The meeting itself, which dramatizes John chapter 3, is portrayed on a rooftop during a peaceful night, with James and John listening in, John scribbling down notes. The dialogue and performances lend a sense of immediacy: Jonathan Roumie’s Jesus seems spontaneously to come up with the image of wind to describe salvation, and the confusion of Erick Avari’s Nicodemus gives way to wonder as the conversation progresses. Jesus describes a kingdom that is invisible until one has been born again, born of water and the Spirit, and explains that he is not merely spreading a message, but will be doing something mysterious that has something to do with Moses lifting up a bronze serpent in the wilderness. The turning point is when Nicodemus understands that Jesus’ message isn’t about Rome at all, but rather about delivering the people from sin.

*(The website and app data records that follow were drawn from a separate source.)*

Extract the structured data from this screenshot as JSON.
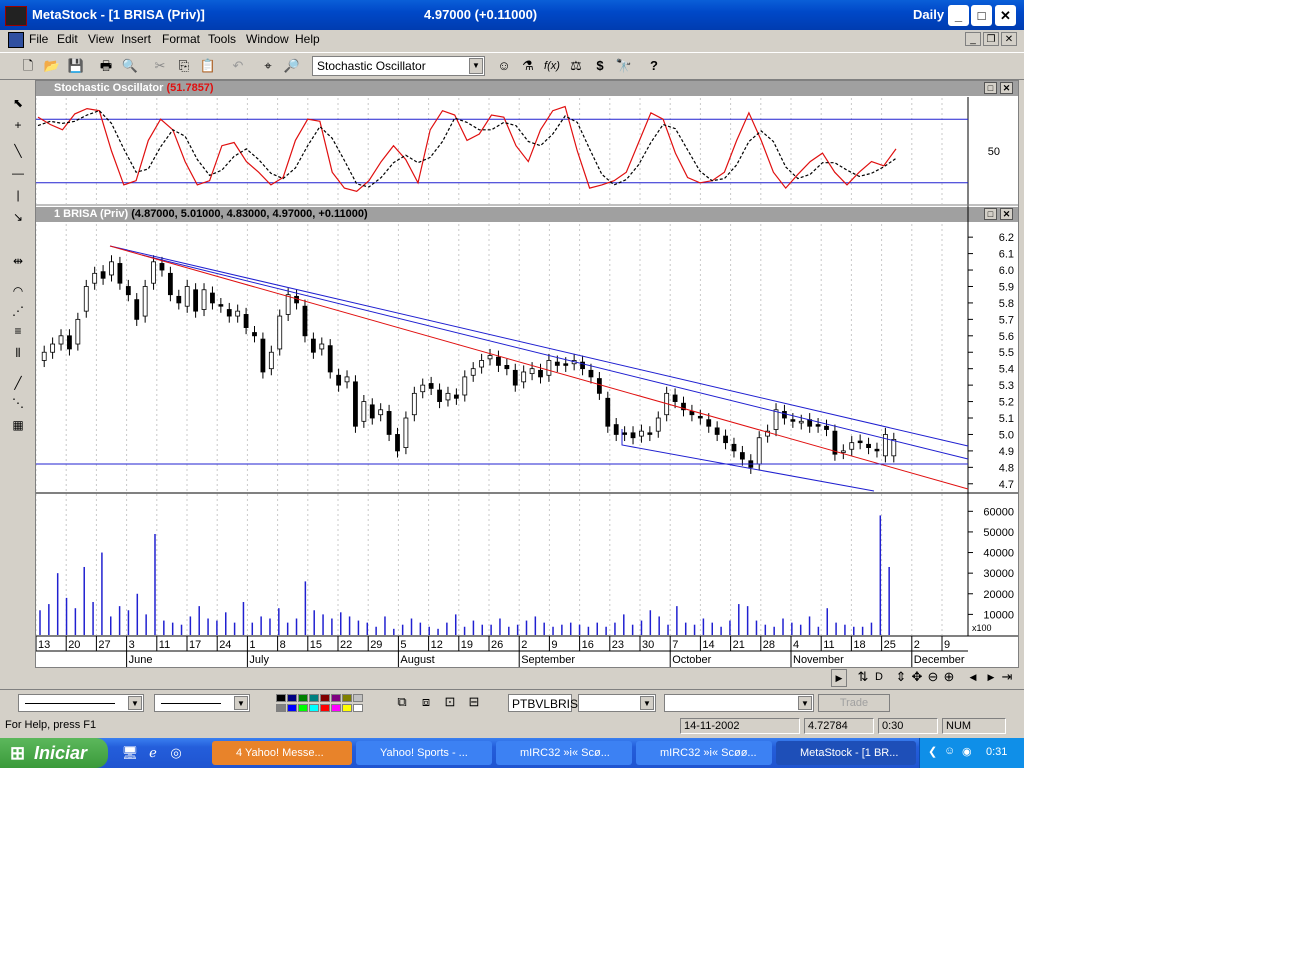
{
  "window": {
    "title": "MetaStock - [1 BRISA (Priv)]",
    "center_text": "4.97000 (+0.11000)",
    "periodicity": "Daily",
    "minimize": "_",
    "maximize": "□",
    "close": "✕"
  },
  "menu": [
    "File",
    "Edit",
    "View",
    "Insert",
    "Format",
    "Tools",
    "Window",
    "Help"
  ],
  "toolbar": {
    "indicator_select": "Stochastic Oscillator",
    "icons": [
      "new-icon",
      "open-icon",
      "save-icon",
      "print-icon",
      "print-preview-icon",
      "cut-icon",
      "copy-icon",
      "paste-icon",
      "undo-icon",
      "crosshair-icon",
      "zoom-icon"
    ],
    "fx_label": "f(x)",
    "dollar_label": "$",
    "help_label": "?"
  },
  "stochastic": {
    "title": "Stochastic Oscillator",
    "value": "(51.7857)",
    "axis_label": "50"
  },
  "price": {
    "title": "1 BRISA (Priv)",
    "values": "(4.87000, 5.01000, 4.83000, 4.97000, +0.11000)",
    "axis_labels": [
      "6.2",
      "6.1",
      "6.0",
      "5.9",
      "5.8",
      "5.7",
      "5.6",
      "5.5",
      "5.4",
      "5.3",
      "5.2",
      "5.1",
      "5.0",
      "4.9",
      "4.8",
      "4.7"
    ]
  },
  "volume": {
    "axis_labels": [
      "60000",
      "50000",
      "40000",
      "30000",
      "20000",
      "10000"
    ],
    "multiplier": "x100"
  },
  "date_axis": {
    "days": [
      "13",
      "20",
      "27",
      "3",
      "11",
      "17",
      "24",
      "1",
      "8",
      "15",
      "22",
      "29",
      "5",
      "12",
      "19",
      "26",
      "2",
      "9",
      "16",
      "23",
      "30",
      "7",
      "14",
      "21",
      "28",
      "4",
      "11",
      "18",
      "25",
      "2",
      "9"
    ],
    "months": [
      "June",
      "July",
      "August",
      "September",
      "October",
      "November",
      "December"
    ]
  },
  "scroll_buttons": [
    "D"
  ],
  "bottom_toolbar": {
    "security_field": "PTBVLBRIS",
    "trade_button": "Trade"
  },
  "status": {
    "help": "For Help, press F1",
    "date": "14-11-2002",
    "value": "4.72784",
    "time": "0:30",
    "num": "NUM"
  },
  "taskbar": {
    "start": "Iniciar",
    "tasks": [
      "4 Yahoo! Messe...",
      "Yahoo! Sports - ...",
      "mIRC32  »i« Scø...",
      "mIRC32  »i« Scøø...",
      "MetaStock - [1 BR..."
    ],
    "clock": "0:31"
  },
  "chart_data": [
    {
      "type": "line",
      "title": "Stochastic Oscillator",
      "ylim": [
        0,
        100
      ],
      "reference_lines": [
        80,
        20
      ],
      "series": [
        {
          "name": "%K",
          "color": "#e01010",
          "values": [
            82,
            75,
            70,
            85,
            90,
            88,
            50,
            18,
            22,
            60,
            80,
            70,
            40,
            18,
            22,
            55,
            58,
            40,
            30,
            18,
            25,
            60,
            80,
            78,
            30,
            15,
            12,
            22,
            40,
            55,
            42,
            20,
            70,
            88,
            84,
            60,
            66,
            84,
            82,
            55,
            40,
            70,
            88,
            92,
            50,
            15,
            18,
            22,
            30,
            58,
            86,
            80,
            48,
            25,
            20,
            22,
            30,
            60,
            86,
            60,
            30,
            15,
            28,
            40,
            48,
            30,
            18,
            30,
            40,
            36,
            52
          ]
        },
        {
          "name": "%D",
          "color": "#000000",
          "values": [
            74,
            78,
            76,
            78,
            84,
            88,
            76,
            52,
            30,
            33,
            54,
            70,
            64,
            42,
            27,
            32,
            45,
            52,
            42,
            29,
            24,
            34,
            55,
            73,
            62,
            41,
            19,
            16,
            25,
            39,
            46,
            39,
            44,
            59,
            81,
            77,
            70,
            70,
            77,
            74,
            59,
            55,
            66,
            83,
            77,
            52,
            28,
            18,
            23,
            37,
            58,
            75,
            71,
            51,
            31,
            22,
            24,
            37,
            59,
            69,
            59,
            35,
            24,
            28,
            39,
            39,
            32,
            26,
            29,
            35,
            43
          ]
        }
      ]
    },
    {
      "type": "candlestick",
      "title": "1 BRISA (Priv)",
      "ylim": [
        4.65,
        6.28
      ],
      "x": [
        "2002-06-13",
        "2002-06-14",
        "2002-06-17",
        "2002-06-18",
        "2002-06-19",
        "2002-06-20",
        "2002-06-21",
        "2002-06-24",
        "2002-06-25",
        "2002-06-26",
        "2002-06-27",
        "2002-06-28",
        "2002-07-01",
        "2002-07-02",
        "2002-07-03",
        "2002-07-04",
        "2002-07-05",
        "2002-07-08",
        "2002-07-09",
        "2002-07-10",
        "2002-07-11",
        "2002-07-12",
        "2002-07-15",
        "2002-07-16",
        "2002-07-17",
        "2002-07-18",
        "2002-07-19",
        "2002-07-22",
        "2002-07-23",
        "2002-07-24",
        "2002-07-25",
        "2002-07-26",
        "2002-07-29",
        "2002-07-30",
        "2002-07-31",
        "2002-08-01",
        "2002-08-02",
        "2002-08-05",
        "2002-08-06",
        "2002-08-07",
        "2002-08-08",
        "2002-08-09",
        "2002-08-12",
        "2002-08-13",
        "2002-08-14",
        "2002-08-15",
        "2002-08-16",
        "2002-08-19",
        "2002-08-20",
        "2002-08-21",
        "2002-08-22",
        "2002-08-23",
        "2002-08-26",
        "2002-08-27",
        "2002-08-28",
        "2002-08-29",
        "2002-08-30",
        "2002-09-02",
        "2002-09-03",
        "2002-09-04",
        "2002-09-05",
        "2002-09-06",
        "2002-09-09",
        "2002-09-10",
        "2002-09-11",
        "2002-09-12",
        "2002-09-13",
        "2002-09-16",
        "2002-09-17",
        "2002-09-18",
        "2002-09-19",
        "2002-09-20",
        "2002-09-23",
        "2002-09-24",
        "2002-09-25",
        "2002-09-26",
        "2002-09-27",
        "2002-09-30",
        "2002-10-01",
        "2002-10-02",
        "2002-10-03",
        "2002-10-04",
        "2002-10-07",
        "2002-10-08",
        "2002-10-09",
        "2002-10-10",
        "2002-10-11",
        "2002-10-14",
        "2002-10-15",
        "2002-10-16",
        "2002-10-17",
        "2002-10-18",
        "2002-10-21",
        "2002-10-22",
        "2002-10-23",
        "2002-10-24",
        "2002-10-25",
        "2002-10-28",
        "2002-10-29",
        "2002-10-30",
        "2002-10-31",
        "2002-11-01",
        "2002-11-04",
        "2002-11-05",
        "2002-11-06",
        "2002-11-07",
        "2002-11-08",
        "2002-11-11",
        "2002-11-12",
        "2002-11-13",
        "2002-11-14",
        "2002-11-15",
        "2002-11-18",
        "2002-11-19",
        "2002-11-20",
        "2002-11-21",
        "2002-11-22",
        "2002-11-25",
        "2002-11-26"
      ],
      "close": [
        5.5,
        5.55,
        5.6,
        5.52,
        5.7,
        5.9,
        5.98,
        5.95,
        6.05,
        5.92,
        5.85,
        5.7,
        5.9,
        6.05,
        6.0,
        5.85,
        5.8,
        5.9,
        5.75,
        5.88,
        5.8,
        5.78,
        5.72,
        5.75,
        5.65,
        5.6,
        5.38,
        5.5,
        5.72,
        5.85,
        5.8,
        5.6,
        5.5,
        5.55,
        5.38,
        5.3,
        5.35,
        5.05,
        5.2,
        5.1,
        5.15,
        5.0,
        4.9,
        5.1,
        5.25,
        5.3,
        5.28,
        5.2,
        5.25,
        5.22,
        5.35,
        5.4,
        5.45,
        5.48,
        5.42,
        5.4,
        5.3,
        5.38,
        5.4,
        5.35,
        5.45,
        5.42,
        5.42,
        5.45,
        5.4,
        5.35,
        5.25,
        5.05,
        5.0,
        5.0,
        4.98,
        5.02,
        5.0,
        5.1,
        5.25,
        5.2,
        5.15,
        5.12,
        5.1,
        5.05,
        5.0,
        4.95,
        4.9,
        4.85,
        4.8,
        4.98,
        5.02,
        5.15,
        5.1,
        5.08,
        5.08,
        5.05,
        5.05,
        5.03,
        4.88,
        4.9,
        4.95,
        4.95,
        4.92,
        4.9,
        5.0,
        4.97
      ],
      "open": [
        5.45,
        5.5,
        5.55,
        5.6,
        5.55,
        5.75,
        5.92,
        5.99,
        5.97,
        6.04,
        5.9,
        5.82,
        5.72,
        5.92,
        6.04,
        5.98,
        5.84,
        5.78,
        5.88,
        5.76,
        5.86,
        5.79,
        5.76,
        5.72,
        5.73,
        5.62,
        5.58,
        5.4,
        5.52,
        5.73,
        5.84,
        5.78,
        5.58,
        5.52,
        5.54,
        5.36,
        5.32,
        5.32,
        5.08,
        5.18,
        5.12,
        5.14,
        5.0,
        4.92,
        5.12,
        5.26,
        5.31,
        5.27,
        5.21,
        5.24,
        5.24,
        5.36,
        5.41,
        5.46,
        5.47,
        5.42,
        5.39,
        5.32,
        5.37,
        5.39,
        5.36,
        5.44,
        5.43,
        5.43,
        5.44,
        5.39,
        5.34,
        5.22,
        5.06,
        5.01,
        5.01,
        4.99,
        5.01,
        5.02,
        5.12,
        5.24,
        5.19,
        5.14,
        5.11,
        5.09,
        5.04,
        4.99,
        4.94,
        4.89,
        4.84,
        4.82,
        4.99,
        5.03,
        5.14,
        5.09,
        5.07,
        5.09,
        5.06,
        5.05,
        5.02,
        4.89,
        4.91,
        4.96,
        4.94,
        4.91,
        4.87,
        4.87
      ]
    },
    {
      "type": "bar",
      "title": "Volume",
      "ylim": [
        0,
        65000
      ],
      "values": [
        12000,
        15000,
        30000,
        18000,
        13000,
        33000,
        16000,
        40000,
        9000,
        14000,
        12000,
        20000,
        10000,
        49000,
        7000,
        6000,
        5000,
        9000,
        14000,
        8000,
        7000,
        11000,
        6000,
        16000,
        6000,
        9000,
        8000,
        13000,
        6000,
        8000,
        26000,
        12000,
        10000,
        8000,
        11000,
        9000,
        7000,
        6000,
        4000,
        9000,
        3000,
        5000,
        8000,
        6000,
        4000,
        3000,
        6000,
        10000,
        4000,
        7000,
        5000,
        5000,
        8000,
        4000,
        5000,
        7000,
        9000,
        6000,
        4000,
        5000,
        6000,
        5000,
        4000,
        6000,
        4000,
        6000,
        10000,
        5000,
        7000,
        12000,
        9000,
        5000,
        14000,
        6000,
        5000,
        8000,
        6000,
        4000,
        7000,
        15000,
        14000,
        7000,
        5000,
        4000,
        8000,
        6000,
        5000,
        9000,
        4000,
        13000,
        6000,
        5000,
        4000,
        4000,
        6000,
        58000,
        33000
      ]
    }
  ]
}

And it’s when Nicodemus recognizes that he was right when he said that only God could have healed Mary, and that he was sitting across from that healer himself, that Jesus amazes him once again by inviting Nicodemus to follow him. Nicodemus immediately begins to backpedal: he has a position in the Sanhedrin, he has family, he is getting old. Jesus himself points out some of the reasons this seems to make no natural sense. But still he invites Nicodemus to come, an invitation Nicodemus can only respond to by sinking to his knees and quoting the end of Psalm 2. He is acknowledging Jesus as the son of God. But whether he will follow through on the invitation is left to another episode.

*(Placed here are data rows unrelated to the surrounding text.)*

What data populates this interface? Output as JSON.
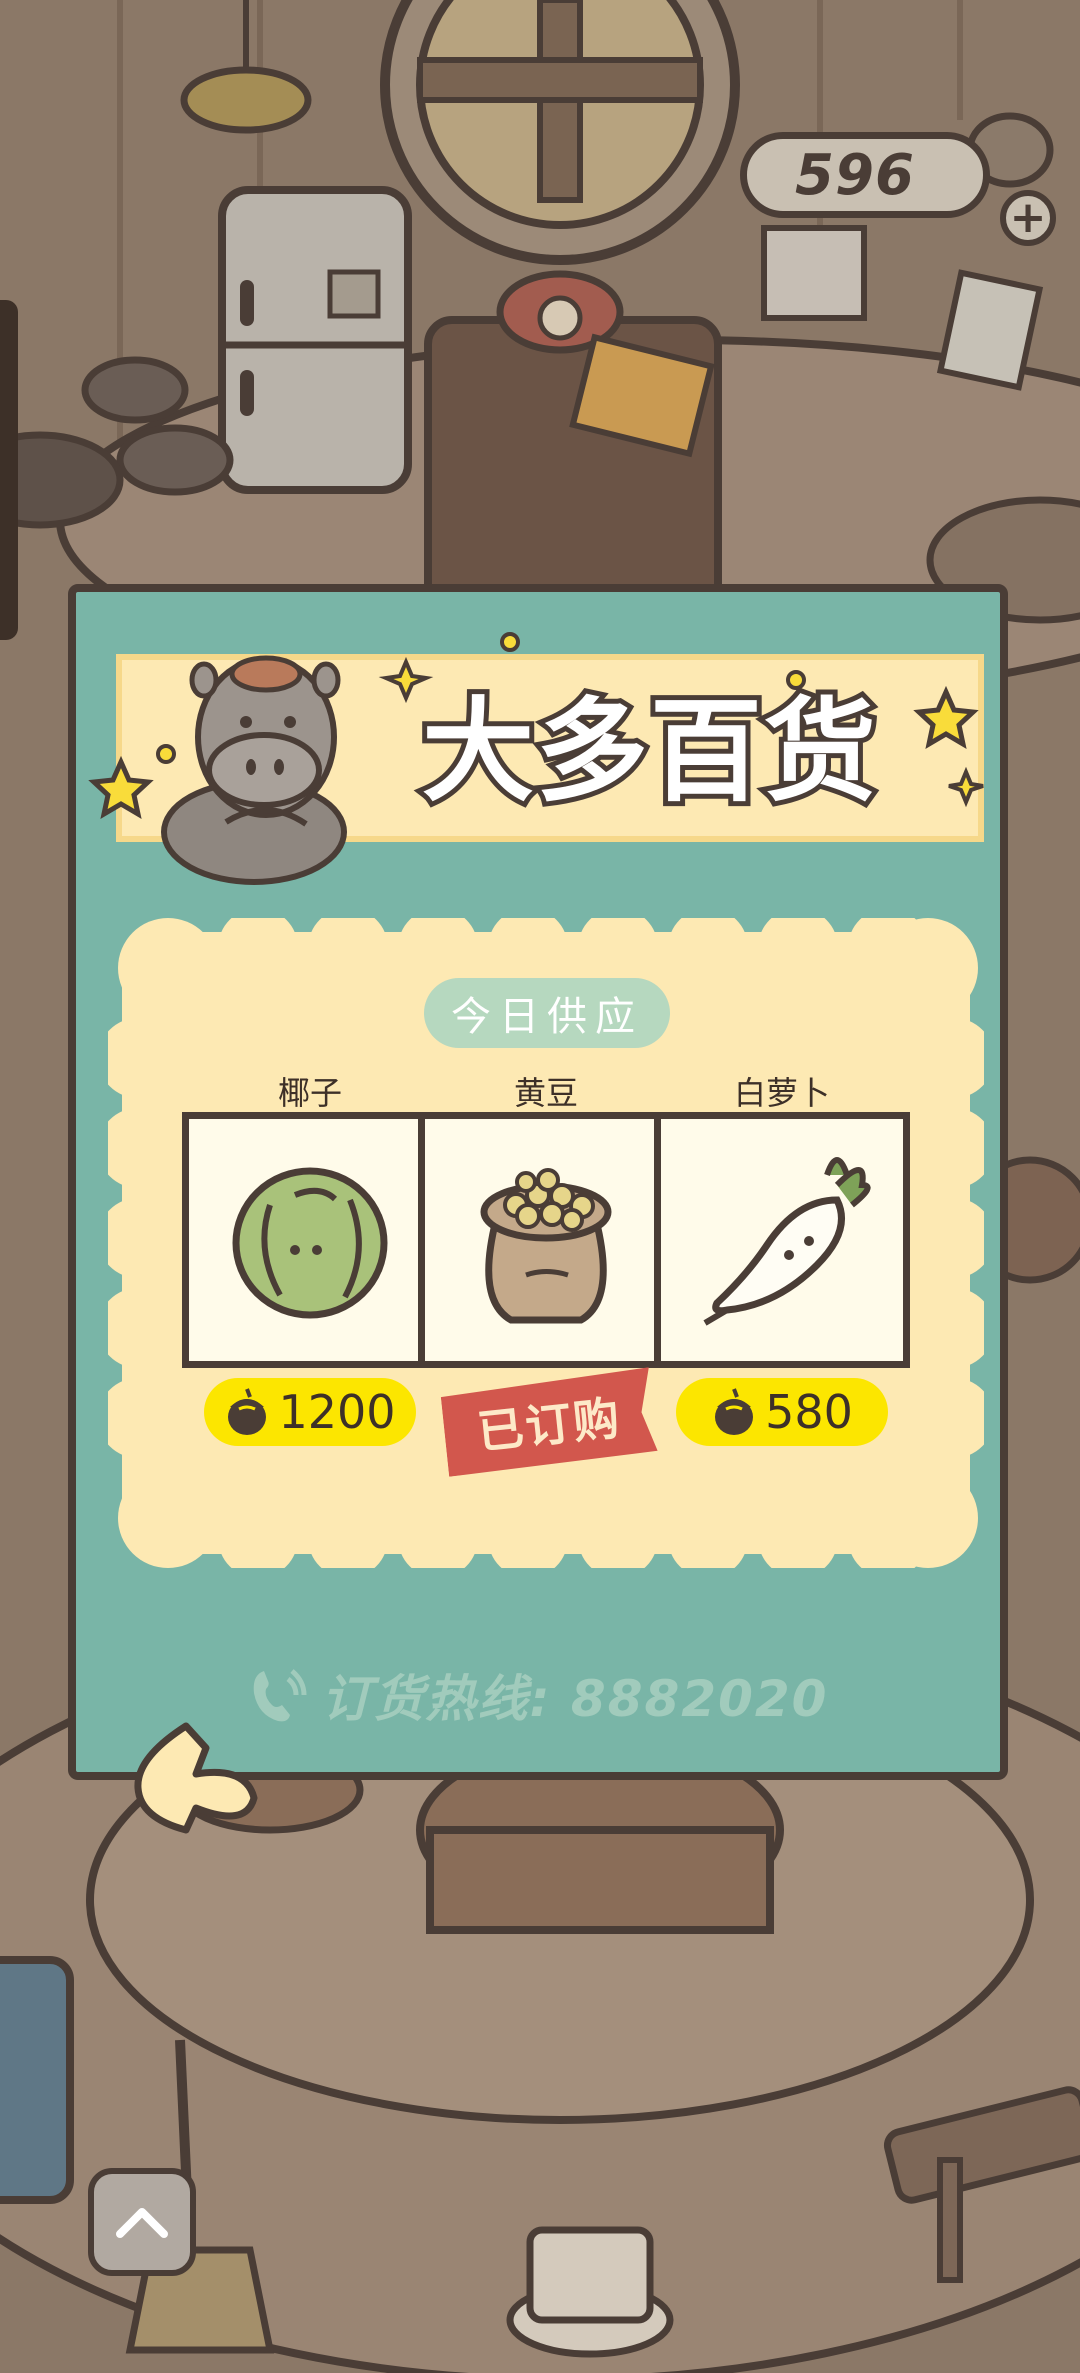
{
  "hud": {
    "coins": "596",
    "add_label": "+"
  },
  "shop": {
    "title": "大多百货",
    "supply_title": "今日供应",
    "items": [
      {
        "name": "椰子",
        "price": "1200",
        "status": ""
      },
      {
        "name": "黄豆",
        "price": "",
        "status": "已订购"
      },
      {
        "name": "白萝卜",
        "price": "580",
        "status": ""
      }
    ],
    "hotline": "订货热线: 8882020"
  },
  "icons": {
    "coin": "acorn-coin-icon",
    "phone": "phone-icon",
    "back": "back-arrow-icon",
    "up": "chevron-up-icon"
  },
  "colors": {
    "panel": "#79b5a7",
    "banner": "#fde9b3",
    "price_tag": "#fce600",
    "ordered_stamp": "#d2574d",
    "outline": "#4a3d36"
  }
}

We do see, though, how Matthew will respond to a similar invitation. Unlike Nicodemus, Matthew has no explanation, no preparation for this call. No one is expecting Jesus to do it, least of all Matthew. But when he realizes that Jesus really is inviting him on purpose, unlike Nicodemus, he responds immediately. Gaius tells him what he has to lose—money, protection, luxury—but Matthew leaves it all with no hesitation. While it may seem tempting, with our modern sensibilities, to say, “Of course the religious bigwig fails to follow, but the despised tax collector responds at once,” it’s also worth noting that Nicodemus has people other than himself to consider, while Matthew has only himself. One gathers that wealth and prestige mean far more to Zohara than they do to Nicodemus, once he has begun his spiritual journey, but she, and his family, are considerations that he cannot easily shrug off. Matthew has no such concerns. He is not disappointing anyone by leaving his position, and he has no one depending on him. He simply has an easier decision.

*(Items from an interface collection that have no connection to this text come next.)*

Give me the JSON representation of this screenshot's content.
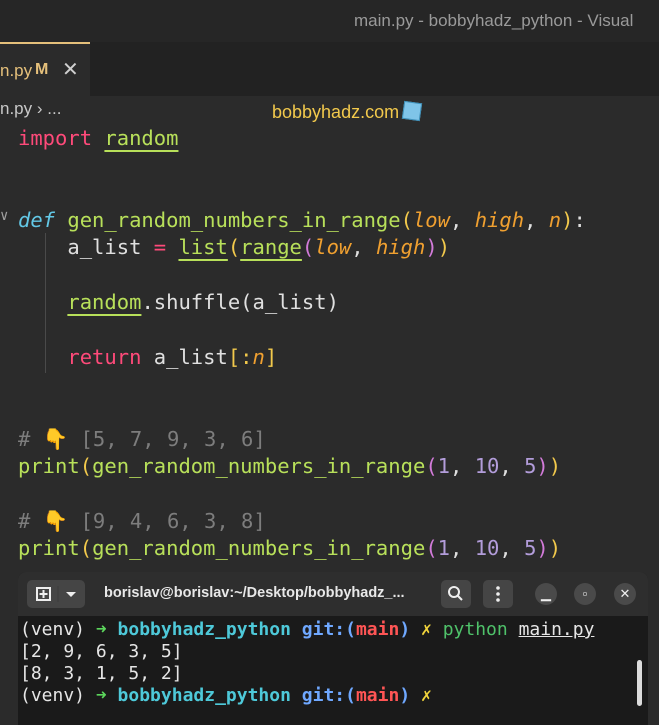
{
  "window": {
    "title": "main.py - bobbyhadz_python - Visual"
  },
  "tab": {
    "label": "n.py",
    "modified": "M",
    "close": "✕"
  },
  "banner": {
    "text": "bobbyhadz.com",
    "icon": "ice-cube-icon"
  },
  "breadcrumb": {
    "file": "n.py",
    "sep": "›",
    "more": "..."
  },
  "code": {
    "import_kw": "import",
    "import_mod": "random",
    "def_kw": "def",
    "func_name": "gen_random_numbers_in_range",
    "open_paren": "(",
    "param_low": "low",
    "comma1": ", ",
    "param_high": "high",
    "comma2": ", ",
    "param_n": "n",
    "close_paren": ")",
    "colon": ":",
    "line2_var": "a_list",
    "line2_eq": " = ",
    "line2_list": "list",
    "line2_range": "range",
    "line2_args_low": "low",
    "line2_args_high": "high",
    "line3_mod": "random",
    "line3_rest": ".shuffle(a_list)",
    "return_kw": "return",
    "return_val": " a_list",
    "return_slice_open": "[:",
    "return_n": "n",
    "return_slice_close": "]",
    "comment1_hash": "# ",
    "comment1_text": " [5, 7, 9, 3, 6]",
    "comment2_hash": "# ",
    "comment2_text": " [9, 4, 6, 3, 8]",
    "print_fn": "print",
    "call_name": "gen_random_numbers_in_range",
    "arg1": "1",
    "arg2": "10",
    "arg3": "5",
    "hand_emoji": "👇"
  },
  "terminal": {
    "title": "borislav@borislav:~/Desktop/bobbyhadz_...",
    "prompt_env": "(venv) ",
    "arrow": "➜",
    "dir": "bobbyhadz_python",
    "git_label": " git:(",
    "branch": "main",
    "git_close": ")",
    "dirty": "✗",
    "cmd_python": "python",
    "cmd_file": "main.py",
    "output1": "[2, 9, 6, 3, 5]",
    "output2": "[8, 3, 1, 5, 2]",
    "colors": {
      "bg": "#1a1a1a",
      "arrow": "#5cd65c",
      "dir": "#4ec9d9",
      "branch": "#ff5555"
    }
  },
  "theme": {
    "keyword": "#ff4a7a",
    "function": "#b8e05a",
    "def": "#63c8e6",
    "param": "#f0a030",
    "number": "#b39ddb",
    "comment": "#7d7d7d"
  }
}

And so we may use these invitations as a means of reflecting on our own invitation by Jesus. What are we doing with Jesus’ invitation of us? To what degree are we responding? What might be getting in the way of each of us following him fully and completely? What do we even think “following” him entails? For Nicodemus and Matthew, the call to follow means leaving one’s vocation and enduring actual physical hardship. For most of us, it does not entail this, but have we made it so easy that responding to the call means almost nothing at all? It’s worth pondering what it really means when Jesus looks at each one of us, calls us by name, and says, “Follow me.”